The records.

+ + + + + + +

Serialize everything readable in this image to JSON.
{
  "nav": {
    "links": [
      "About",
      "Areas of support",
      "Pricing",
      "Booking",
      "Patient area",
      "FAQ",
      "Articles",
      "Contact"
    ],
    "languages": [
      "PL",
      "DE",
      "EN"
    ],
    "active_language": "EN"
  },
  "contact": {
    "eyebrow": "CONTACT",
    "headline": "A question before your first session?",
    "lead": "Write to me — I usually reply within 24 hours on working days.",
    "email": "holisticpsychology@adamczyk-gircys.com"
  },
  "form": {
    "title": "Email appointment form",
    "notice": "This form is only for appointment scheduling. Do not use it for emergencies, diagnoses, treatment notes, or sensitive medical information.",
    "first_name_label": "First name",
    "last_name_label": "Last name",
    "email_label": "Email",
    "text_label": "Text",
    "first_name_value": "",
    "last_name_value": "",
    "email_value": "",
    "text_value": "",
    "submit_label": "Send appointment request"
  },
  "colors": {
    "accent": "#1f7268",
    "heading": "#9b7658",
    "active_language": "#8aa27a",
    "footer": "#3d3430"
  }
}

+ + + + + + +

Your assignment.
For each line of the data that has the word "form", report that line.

Solved exercise.
  "form": {
    "title": "Email appointment form",
    "notice": "This form is only for appointment scheduling. Do not use it for emergencies, diagnoses, treatment notes, or sensitive medical information.",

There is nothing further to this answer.